On Easter Monday, Emmanuel Macron promised lockdown-fatigued French citizens their liberation from strict quarantine restrictions would start in mid-May. But his scientific adviser has since attached a mighty condition: that the country treble its capacity to test the coronavirus responsible for the world’s worst pandemic since the 1918 Spanish flu.
Jean-François Delfraissy, who chairs the scientific committee advising the government on lockdown exit plans, has assessed that the country needed to perform 500,000 tests per week by May 11 — Mr Macron’s tentative date for loosening the restrictions — to measure the spread of Covid-19 and keep it under control. Currently, the country can test only about 150,000 people a week.
“France failed on testing in February because it didn’t have enough of them . . . We have to set ourselves up for success this time,” Mr Delfraissy told MPs last week.
France’s struggles reflect a global race for testing kits as European countries and the US envisage ways to ease movement restrictions now that Covid 19-related death tolls appear to plateau.
Initial delays getting functioning diagnostic tests in the US and persistent shortages of supplies such as reagents and cotton swabs elsewhere have hampered global testing efforts. Now, the prospect of exiting the lockdowns is making tests more crucial than ever in the absence of a vaccine — at least 18 months away — or effective treatments: only wide testing would help prevent a revival of the outbreak, by quickly identifying and isolating new patients, while allowing a return to some normalcy for the rest of the population.
Not all countries are on an equal footing in this race — and those with less testing capacity will be facing a greater likelihood of a second wave. With about 120,000 tests a week, the UK lags behind France as Europe’s worst performer. Meanwhile, Germany tests about 350,000 people per week, with a capacity of 700,000. Italy and Spain each test about 300,000 patients weekly.
“All the other countries that have done a lockdown are confronted by the same questions about how to exit,” said Carlos Moreno, director of scientific research at La Sorbonne university. “But not all countries are in the same position. The approaches are going to be different based on what the political choices are, and depending on the resources of the health system.”
While insisting France will delay its lockdown exit if testing capacity does not meet his target, Dr Delfraissy said accepting “a certain degree of risk” with the deadly pathogen was unavoidable.

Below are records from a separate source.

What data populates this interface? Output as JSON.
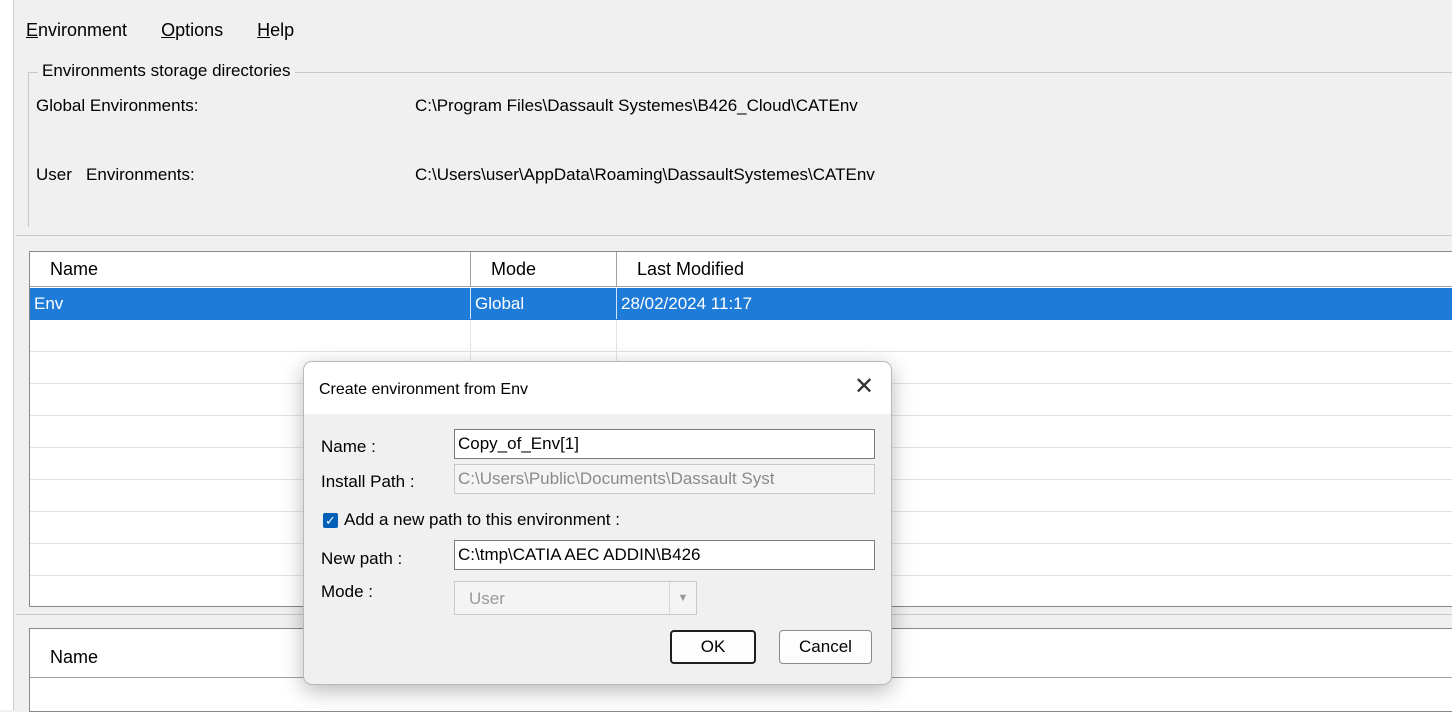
{
  "menu": [
    {
      "accel": "E",
      "rest": "nvironment"
    },
    {
      "accel": "O",
      "rest": "ptions"
    },
    {
      "accel": "H",
      "rest": "elp"
    }
  ],
  "storage": {
    "title": "Environments storage directories",
    "global_label": "Global Environments:",
    "global_path": "C:\\Program Files\\Dassault Systemes\\B426_Cloud\\CATEnv",
    "user_label": "User   Environments:",
    "user_path": "C:\\Users\\user\\AppData\\Roaming\\DassaultSystemes\\CATEnv"
  },
  "env_list": {
    "columns": [
      "Name",
      "Mode",
      "Last Modified"
    ],
    "rows": [
      {
        "name": "Env",
        "mode": "Global",
        "modified": "28/02/2024  11:17",
        "selected": true
      }
    ]
  },
  "path_list": {
    "columns": [
      "Name"
    ]
  },
  "dialog": {
    "title": "Create environment from Env",
    "close_glyph": "✕",
    "name_label": "Name :",
    "name_value": "Copy_of_Env[1]",
    "install_label": "Install Path :",
    "install_value": "C:\\Users\\Public\\Documents\\Dassault Syst",
    "checkbox_label": "Add a new path to this environment :",
    "checkbox_checked": true,
    "newpath_label": "New path :",
    "newpath_value": "C:\\tmp\\CATIA AEC ADDIN\\B426",
    "mode_label": "Mode :",
    "mode_value": "User",
    "ok_label": "OK",
    "cancel_label": "Cancel"
  },
  "colors": {
    "selection": "#1e7bd8",
    "checkbox": "#005fb8"
  }
}
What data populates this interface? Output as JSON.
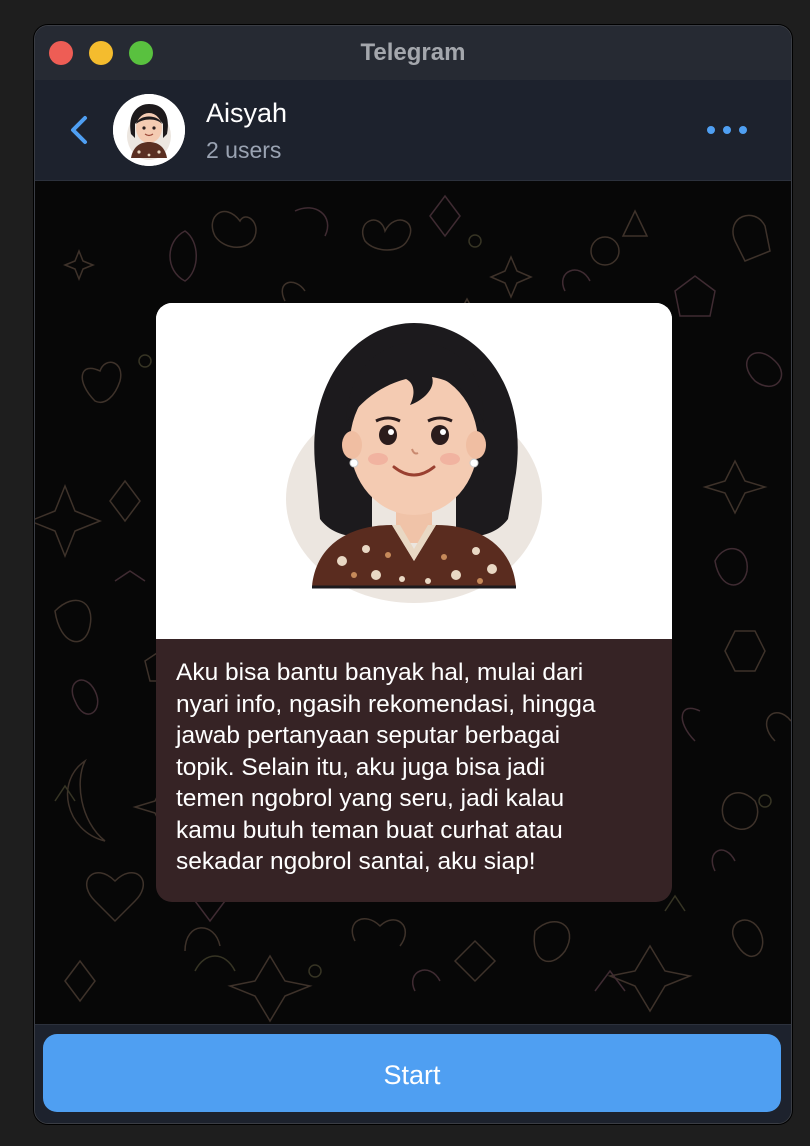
{
  "window": {
    "title": "Telegram"
  },
  "header": {
    "chat_name": "Aisyah",
    "subtitle": "2 users",
    "back_icon": "chevron-left-icon",
    "more_icon": "more-horizontal-icon",
    "avatar_caption": "Aisyah"
  },
  "message": {
    "text": "Aku bisa bantu banyak hal, mulai dari\nnyari info, ngasih rekomendasi, hingga\njawab pertanyaan seputar berbagai\ntopik. Selain itu, aku juga bisa jadi\ntemen ngobrol yang seru, jadi kalau\nkamu butuh teman buat curhat atau\nsekadar ngobrol santai, aku siap!"
  },
  "footer": {
    "start_label": "Start"
  },
  "colors": {
    "accent": "#4f9ff2",
    "header_bg": "#1d222d",
    "bubble_bg": "#362325",
    "chat_bg": "#070707"
  }
}
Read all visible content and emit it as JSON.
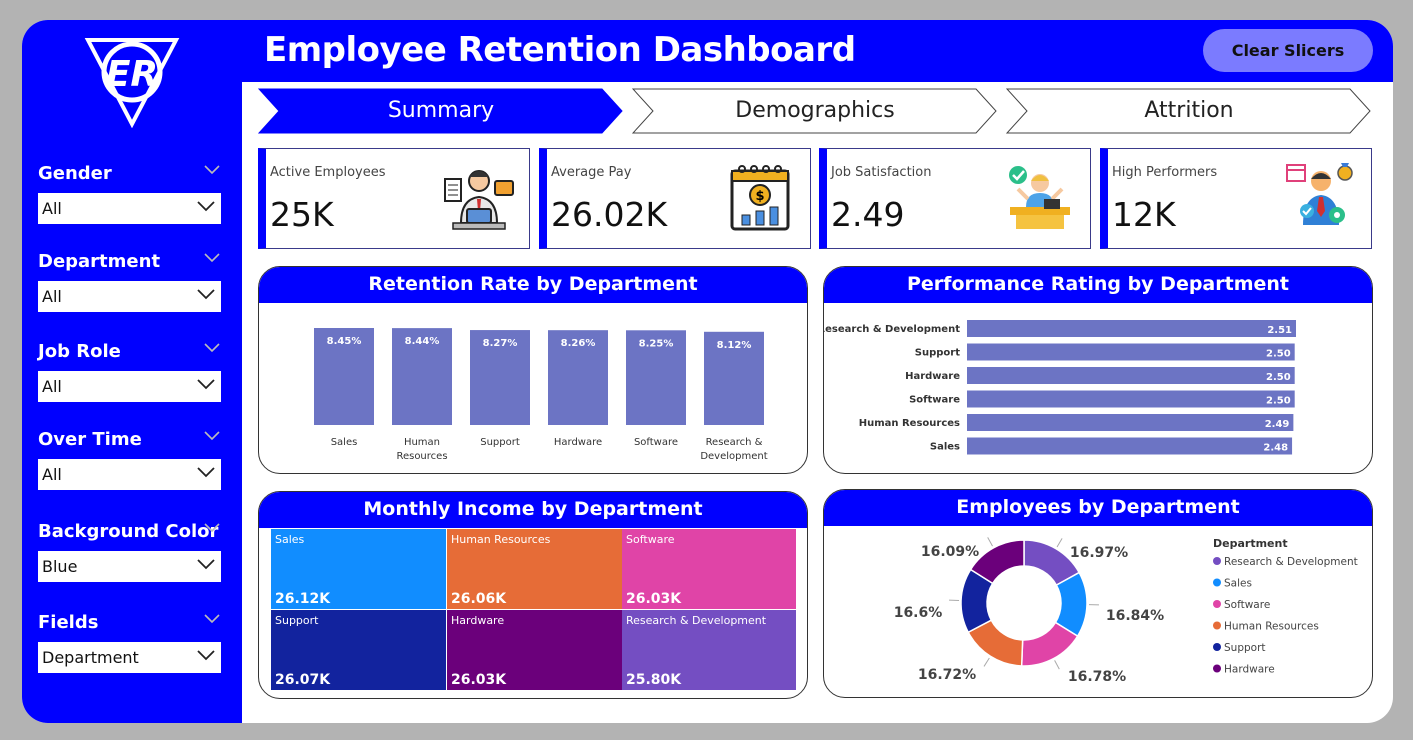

“Either we are following a purely sanitary logic and then we all stay in confinement. But for how long? Until the end of time? It’s not possible,” said the 71-year-old immunologist during parliament hearings last week.
There could be 10,000 to 15,000 new infections per day once schools and non-essential businesses start to reopen, he estimated. Asked whether France would have enough to test people who come into contact with new Covid-19 patients, he said: “For now, I am not able to answer that question, it’s a work in progress.”
He also played down the use of so-called serological tests — which test for antibodies normally present in former Covid 19 patients who therefore might be immune. Those tests — which are cheaper and faster to do than the diagnostic test — were not reliable enough, he said.
Calling the virus “a nasty piece of work” (une vacherie), Dr Delfraissy also acknowledged scientists did not know whether antibodies for Covid-19 actually prevented a person from getting sick again.
Under pressure to explain France’s trouble ramping up testing compared with neighbouring Germany, health minister Olivier Véran said on Sunday that securing adequate supplies and test kits was “complicated for every country in the world”. Like many other European countries, France heavily relies on imports for cotton swabs and testing ingredients — notably from China.
Bruno Lina, a virologist and member of France’s scientific advisory council, said that the government had ordered 20 new high-capacity testing machines capable of diagnosing people with Covid-19 via so-called PCR genetic tests. They will ramp up in the coming weeks, he said.
“If it all goes smoothly, if there are no problems with supplies, and all the platforms work properly, we will theoretically be able to test around 90,000 per day once they are all online,” he added. “We’re on track to reach that goal.”
He admitted that France’s centralised state had been too slow building up testing capacity. In March, the country was unable to expand testing outside hospitals by turning to the country’s 1,500 private laboratories because it had not ordered sufficient supplies, he said.
“That network of labs was not able to be activated because we had not anticipated the orders,” he said.
Co-ordination between laboratories across France was starting to improve and the global fight for supplies was also easing, Dr Lina said. “The pressure is starting to fall . . . even as demand for tests is increasing because more suppliers are coming online.”